> [WORK REQUIRED] Every line below should be copied exactly; drop the pictures.

[Start of Attachment]

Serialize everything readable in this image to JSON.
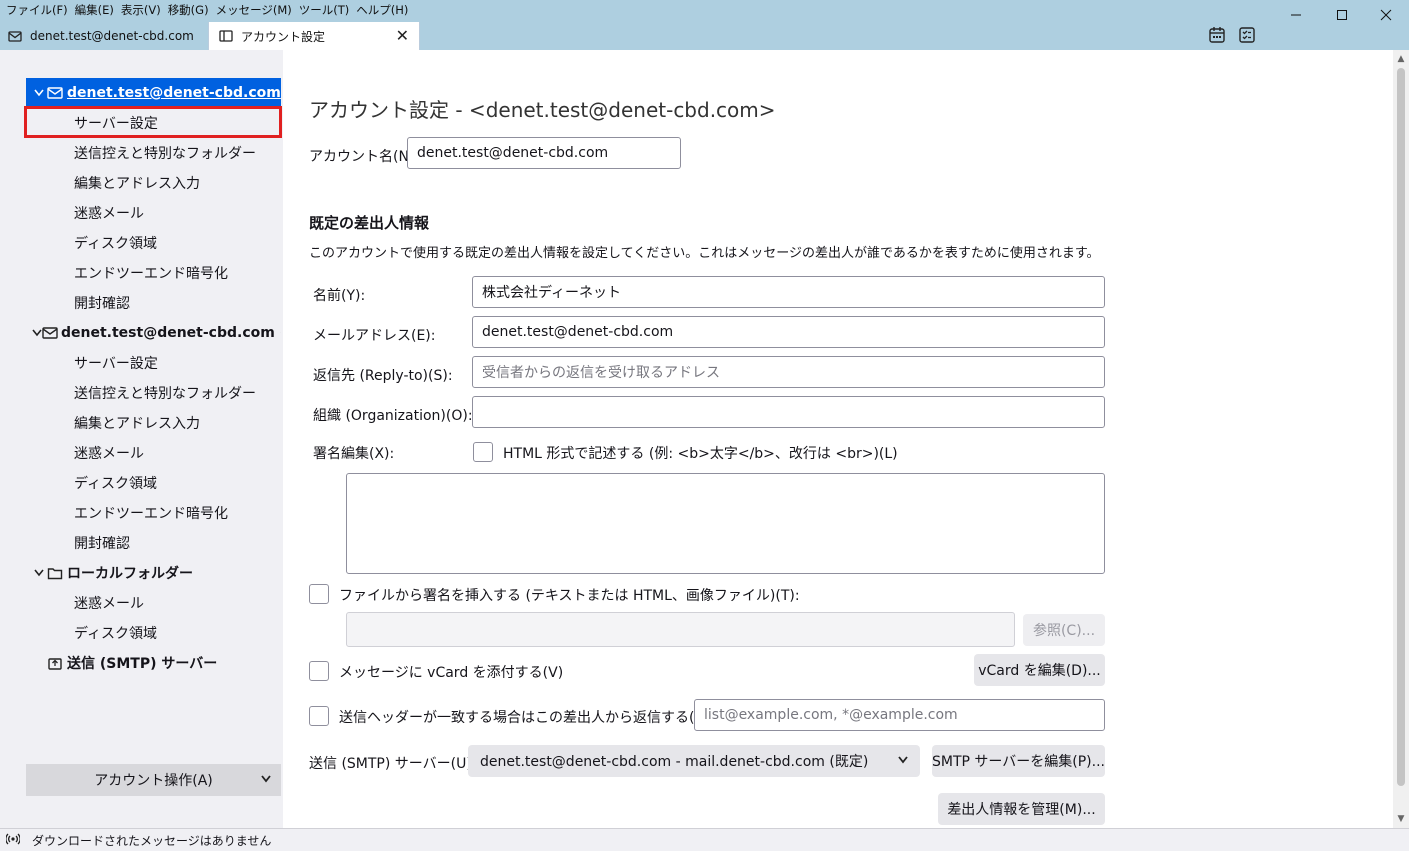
{
  "menubar": [
    "ファイル(F)",
    "編集(E)",
    "表示(V)",
    "移動(G)",
    "メッセージ(M)",
    "ツール(T)",
    "ヘルプ(H)"
  ],
  "tabs": {
    "mail": "denet.test@denet-cbd.com",
    "account_settings": "アカウント設定",
    "close": "✕"
  },
  "window_controls": {
    "minimize": "minimize",
    "maximize": "maximize",
    "close": "close"
  },
  "sidebar": {
    "accounts": [
      {
        "label": "denet.test@denet-cbd.com",
        "icon": "envelope-icon",
        "items": [
          "サーバー設定",
          "送信控えと特別なフォルダー",
          "編集とアドレス入力",
          "迷惑メール",
          "ディスク領域",
          "エンドツーエンド暗号化",
          "開封確認"
        ]
      },
      {
        "label": "denet.test@denet-cbd.com (...",
        "icon": "envelope-icon",
        "items": [
          "サーバー設定",
          "送信控えと特別なフォルダー",
          "編集とアドレス入力",
          "迷惑メール",
          "ディスク領域",
          "エンドツーエンド暗号化",
          "開封確認"
        ]
      },
      {
        "label": "ローカルフォルダー",
        "icon": "folder-icon",
        "items": [
          "迷惑メール",
          "ディスク領域"
        ]
      }
    ],
    "smtp": "送信 (SMTP) サーバー",
    "account_actions": "アカウント操作(A)"
  },
  "main": {
    "title": "アカウント設定 - <denet.test@denet-cbd.com>",
    "account_name_label": "アカウント名(N):",
    "account_name_value": "denet.test@denet-cbd.com",
    "identity_heading": "既定の差出人情報",
    "identity_desc": "このアカウントで使用する既定の差出人情報を設定してください。これはメッセージの差出人が誰であるかを表すために使用されます。",
    "name_label": "名前(Y):",
    "name_value": "株式会社ディーネット",
    "email_label": "メールアドレス(E):",
    "email_value": "denet.test@denet-cbd.com",
    "replyto_label": "返信先 (Reply-to)(S):",
    "replyto_placeholder": "受信者からの返信を受け取るアドレス",
    "org_label": "組織 (Organization)(O):",
    "org_value": "",
    "signature_label": "署名編集(X):",
    "html_checkbox_label": "HTML 形式で記述する (例: <b>太字</b>、改行は <br>)(L)",
    "sig_file_label": "ファイルから署名を挿入する (テキストまたは HTML、画像ファイル)(T):",
    "browse_button": "参照(C)...",
    "vcard_label": "メッセージに vCard を添付する(V)",
    "vcard_edit_button": "vCard を編集(D)...",
    "reply_header_label": "送信ヘッダーが一致する場合はこの差出人から返信する(D):",
    "reply_header_placeholder": "list@example.com, *@example.com",
    "smtp_label": "送信 (SMTP) サーバー(U):",
    "smtp_value": "denet.test@denet-cbd.com - mail.denet-cbd.com (既定)",
    "smtp_edit_button": "SMTP サーバーを編集(P)...",
    "manage_identities_button": "差出人情報を管理(M)..."
  },
  "statusbar": {
    "text": "ダウンロードされたメッセージはありません"
  }
}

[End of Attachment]

> [EXERCISE RESPONSE]
Serialize everything readable in this image to JSON.
{
  "menubar": [
    "ファイル(F)",
    "編集(E)",
    "表示(V)",
    "移動(G)",
    "メッセージ(M)",
    "ツール(T)",
    "ヘルプ(H)"
  ],
  "tabs": {
    "mail": "denet.test@denet-cbd.com",
    "account_settings": "アカウント設定",
    "close": "✕"
  },
  "window_controls": {
    "minimize": "minimize",
    "maximize": "maximize",
    "close": "close"
  },
  "sidebar": {
    "accounts": [
      {
        "label": "denet.test@denet-cbd.com",
        "icon": "envelope-icon",
        "items": [
          "サーバー設定",
          "送信控えと特別なフォルダー",
          "編集とアドレス入力",
          "迷惑メール",
          "ディスク領域",
          "エンドツーエンド暗号化",
          "開封確認"
        ]
      },
      {
        "label": "denet.test@denet-cbd.com (...",
        "icon": "envelope-icon",
        "items": [
          "サーバー設定",
          "送信控えと特別なフォルダー",
          "編集とアドレス入力",
          "迷惑メール",
          "ディスク領域",
          "エンドツーエンド暗号化",
          "開封確認"
        ]
      },
      {
        "label": "ローカルフォルダー",
        "icon": "folder-icon",
        "items": [
          "迷惑メール",
          "ディスク領域"
        ]
      }
    ],
    "smtp": "送信 (SMTP) サーバー",
    "account_actions": "アカウント操作(A)"
  },
  "main": {
    "title": "アカウント設定 - <denet.test@denet-cbd.com>",
    "account_name_label": "アカウント名(N):",
    "account_name_value": "denet.test@denet-cbd.com",
    "identity_heading": "既定の差出人情報",
    "identity_desc": "このアカウントで使用する既定の差出人情報を設定してください。これはメッセージの差出人が誰であるかを表すために使用されます。",
    "name_label": "名前(Y):",
    "name_value": "株式会社ディーネット",
    "email_label": "メールアドレス(E):",
    "email_value": "denet.test@denet-cbd.com",
    "replyto_label": "返信先 (Reply-to)(S):",
    "replyto_placeholder": "受信者からの返信を受け取るアドレス",
    "org_label": "組織 (Organization)(O):",
    "org_value": "",
    "signature_label": "署名編集(X):",
    "html_checkbox_label": "HTML 形式で記述する (例: <b>太字</b>、改行は <br>)(L)",
    "sig_file_label": "ファイルから署名を挿入する (テキストまたは HTML、画像ファイル)(T):",
    "browse_button": "参照(C)...",
    "vcard_label": "メッセージに vCard を添付する(V)",
    "vcard_edit_button": "vCard を編集(D)...",
    "reply_header_label": "送信ヘッダーが一致する場合はこの差出人から返信する(D):",
    "reply_header_placeholder": "list@example.com, *@example.com",
    "smtp_label": "送信 (SMTP) サーバー(U):",
    "smtp_value": "denet.test@denet-cbd.com - mail.denet-cbd.com (既定)",
    "smtp_edit_button": "SMTP サーバーを編集(P)...",
    "manage_identities_button": "差出人情報を管理(M)..."
  },
  "statusbar": {
    "text": "ダウンロードされたメッセージはありません"
  }
}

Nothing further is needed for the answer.